How Does Your State Rate for Medical Marijuana in 2019?

By David Downs for Leafly

Sorry, Texas.

The world’s leading medical cannabis patient advocacy group, Americans for Safe Access (ASA), reports that residents of the Pacific island territory of Guam have better options to treat chronic pain and other ailments than their fellow Americans in Texas and the Southeast. That’s according to ASA’s 2019 State of the States Report, an annual evaluation published recently.

ASA aims the report at lawmakers each year, prodding them to make progress relative to their neighbors. Each US state and territory gets a grade, yielding an annual map of unequal protection for 126 million Americans with chronic pain, which is cannabis’ number one qualifying condition.

On the positive side, we’re seeing medical cannabis deployed against the opioid epidemic in Illinois (A-), New York (B-), and California (B+). Oklahoma, Ohio, and Florida all made heartening progress—two Bs and a C (up from Fs in 2015).
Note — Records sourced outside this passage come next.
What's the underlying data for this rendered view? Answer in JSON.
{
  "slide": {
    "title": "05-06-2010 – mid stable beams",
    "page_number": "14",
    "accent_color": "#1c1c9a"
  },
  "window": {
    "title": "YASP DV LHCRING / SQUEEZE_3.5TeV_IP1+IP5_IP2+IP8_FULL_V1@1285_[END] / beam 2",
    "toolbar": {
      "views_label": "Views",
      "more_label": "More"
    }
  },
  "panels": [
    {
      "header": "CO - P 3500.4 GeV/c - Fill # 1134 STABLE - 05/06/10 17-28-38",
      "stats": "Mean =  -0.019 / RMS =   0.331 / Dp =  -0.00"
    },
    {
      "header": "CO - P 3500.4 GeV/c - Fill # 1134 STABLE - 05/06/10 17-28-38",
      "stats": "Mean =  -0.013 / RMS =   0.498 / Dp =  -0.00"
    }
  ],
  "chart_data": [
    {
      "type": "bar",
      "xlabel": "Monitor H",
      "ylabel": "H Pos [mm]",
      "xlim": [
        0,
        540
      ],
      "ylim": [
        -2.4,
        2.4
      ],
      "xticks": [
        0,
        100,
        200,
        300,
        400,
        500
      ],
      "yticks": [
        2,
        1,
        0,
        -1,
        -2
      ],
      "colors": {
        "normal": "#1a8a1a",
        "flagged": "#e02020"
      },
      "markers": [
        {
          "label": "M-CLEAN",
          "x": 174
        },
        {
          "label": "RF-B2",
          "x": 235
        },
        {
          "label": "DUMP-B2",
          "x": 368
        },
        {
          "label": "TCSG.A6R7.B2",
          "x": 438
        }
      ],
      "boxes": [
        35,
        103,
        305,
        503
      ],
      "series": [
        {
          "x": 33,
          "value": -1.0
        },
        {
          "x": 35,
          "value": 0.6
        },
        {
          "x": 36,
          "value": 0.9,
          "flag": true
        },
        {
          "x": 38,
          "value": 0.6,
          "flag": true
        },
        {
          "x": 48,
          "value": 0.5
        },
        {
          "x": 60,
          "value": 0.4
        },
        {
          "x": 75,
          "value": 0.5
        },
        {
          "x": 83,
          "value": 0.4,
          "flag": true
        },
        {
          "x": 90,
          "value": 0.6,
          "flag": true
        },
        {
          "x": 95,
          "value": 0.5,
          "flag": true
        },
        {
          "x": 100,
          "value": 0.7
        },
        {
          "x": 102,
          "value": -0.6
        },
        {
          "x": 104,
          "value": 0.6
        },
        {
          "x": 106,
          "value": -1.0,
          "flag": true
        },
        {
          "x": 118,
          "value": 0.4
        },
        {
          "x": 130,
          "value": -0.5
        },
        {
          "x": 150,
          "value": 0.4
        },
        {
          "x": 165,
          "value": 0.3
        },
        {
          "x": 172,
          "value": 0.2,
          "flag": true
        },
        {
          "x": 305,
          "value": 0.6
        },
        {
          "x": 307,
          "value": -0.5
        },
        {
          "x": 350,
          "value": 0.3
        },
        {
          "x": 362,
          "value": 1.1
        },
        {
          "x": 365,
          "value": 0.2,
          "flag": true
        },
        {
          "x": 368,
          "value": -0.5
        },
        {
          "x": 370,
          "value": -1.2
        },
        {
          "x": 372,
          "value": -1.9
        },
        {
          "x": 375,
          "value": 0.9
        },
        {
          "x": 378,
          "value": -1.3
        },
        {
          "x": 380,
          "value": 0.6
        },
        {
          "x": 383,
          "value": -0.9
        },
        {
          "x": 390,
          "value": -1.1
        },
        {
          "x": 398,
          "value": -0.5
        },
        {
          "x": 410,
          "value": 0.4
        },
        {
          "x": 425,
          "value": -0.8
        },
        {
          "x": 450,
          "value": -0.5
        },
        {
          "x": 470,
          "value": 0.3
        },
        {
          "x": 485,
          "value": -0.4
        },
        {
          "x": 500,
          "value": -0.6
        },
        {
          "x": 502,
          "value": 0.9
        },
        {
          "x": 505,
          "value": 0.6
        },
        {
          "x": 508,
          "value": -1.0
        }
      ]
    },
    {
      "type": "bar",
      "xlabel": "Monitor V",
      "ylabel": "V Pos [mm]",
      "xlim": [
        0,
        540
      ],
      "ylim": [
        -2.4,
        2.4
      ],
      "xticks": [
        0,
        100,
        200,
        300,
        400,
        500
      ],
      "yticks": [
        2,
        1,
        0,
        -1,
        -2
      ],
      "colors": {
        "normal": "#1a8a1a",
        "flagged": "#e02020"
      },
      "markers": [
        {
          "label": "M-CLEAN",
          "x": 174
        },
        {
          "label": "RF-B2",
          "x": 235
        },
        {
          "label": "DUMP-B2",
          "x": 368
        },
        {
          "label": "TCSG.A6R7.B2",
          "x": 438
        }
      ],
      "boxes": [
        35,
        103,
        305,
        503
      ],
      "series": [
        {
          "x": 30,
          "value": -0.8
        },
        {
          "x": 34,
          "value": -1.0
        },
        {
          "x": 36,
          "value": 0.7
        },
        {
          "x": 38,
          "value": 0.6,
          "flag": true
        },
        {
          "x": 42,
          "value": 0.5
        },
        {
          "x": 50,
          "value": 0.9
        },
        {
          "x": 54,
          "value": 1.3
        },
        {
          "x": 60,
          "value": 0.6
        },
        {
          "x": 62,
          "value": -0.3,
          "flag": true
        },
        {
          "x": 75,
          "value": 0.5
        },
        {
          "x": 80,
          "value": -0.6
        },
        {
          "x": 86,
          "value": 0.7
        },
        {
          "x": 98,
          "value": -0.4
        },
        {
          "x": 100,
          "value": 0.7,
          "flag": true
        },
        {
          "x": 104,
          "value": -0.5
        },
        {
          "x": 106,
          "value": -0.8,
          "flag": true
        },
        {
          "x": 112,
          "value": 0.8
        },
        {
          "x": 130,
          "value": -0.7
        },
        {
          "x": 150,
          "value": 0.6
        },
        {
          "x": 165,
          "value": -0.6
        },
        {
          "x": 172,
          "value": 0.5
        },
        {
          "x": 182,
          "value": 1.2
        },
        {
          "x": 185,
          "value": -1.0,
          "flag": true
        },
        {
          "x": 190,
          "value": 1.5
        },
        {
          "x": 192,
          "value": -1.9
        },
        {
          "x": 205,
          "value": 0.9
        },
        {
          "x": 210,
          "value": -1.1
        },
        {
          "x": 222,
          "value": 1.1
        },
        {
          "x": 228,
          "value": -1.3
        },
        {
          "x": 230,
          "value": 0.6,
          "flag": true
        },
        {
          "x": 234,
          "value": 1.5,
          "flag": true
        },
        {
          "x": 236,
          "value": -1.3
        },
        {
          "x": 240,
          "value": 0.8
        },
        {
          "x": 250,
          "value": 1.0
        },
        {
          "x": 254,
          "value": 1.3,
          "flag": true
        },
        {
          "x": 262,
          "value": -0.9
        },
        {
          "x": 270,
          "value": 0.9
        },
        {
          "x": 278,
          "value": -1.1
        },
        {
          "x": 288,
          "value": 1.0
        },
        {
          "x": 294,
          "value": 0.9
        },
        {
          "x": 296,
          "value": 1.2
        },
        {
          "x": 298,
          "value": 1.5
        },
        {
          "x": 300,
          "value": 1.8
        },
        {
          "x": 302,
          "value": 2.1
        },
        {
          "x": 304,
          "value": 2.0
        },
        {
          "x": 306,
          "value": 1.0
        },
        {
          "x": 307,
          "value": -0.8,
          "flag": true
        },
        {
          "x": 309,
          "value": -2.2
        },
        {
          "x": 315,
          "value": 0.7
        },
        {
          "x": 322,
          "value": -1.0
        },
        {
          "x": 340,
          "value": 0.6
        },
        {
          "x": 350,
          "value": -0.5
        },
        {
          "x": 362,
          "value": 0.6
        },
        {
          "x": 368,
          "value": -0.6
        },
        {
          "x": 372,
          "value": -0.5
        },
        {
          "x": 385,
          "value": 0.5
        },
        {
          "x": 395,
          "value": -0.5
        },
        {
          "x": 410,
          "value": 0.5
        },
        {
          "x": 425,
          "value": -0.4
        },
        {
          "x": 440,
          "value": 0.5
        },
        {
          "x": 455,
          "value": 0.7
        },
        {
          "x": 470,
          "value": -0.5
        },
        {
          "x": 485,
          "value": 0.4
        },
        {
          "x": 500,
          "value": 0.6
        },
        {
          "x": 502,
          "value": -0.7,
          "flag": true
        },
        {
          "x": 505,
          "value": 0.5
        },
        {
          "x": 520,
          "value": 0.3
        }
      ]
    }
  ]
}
That contrasts with the frustrating stasis happening in Texas and throughout the Southeast—all of which got Fs. Guam got a C, by the way.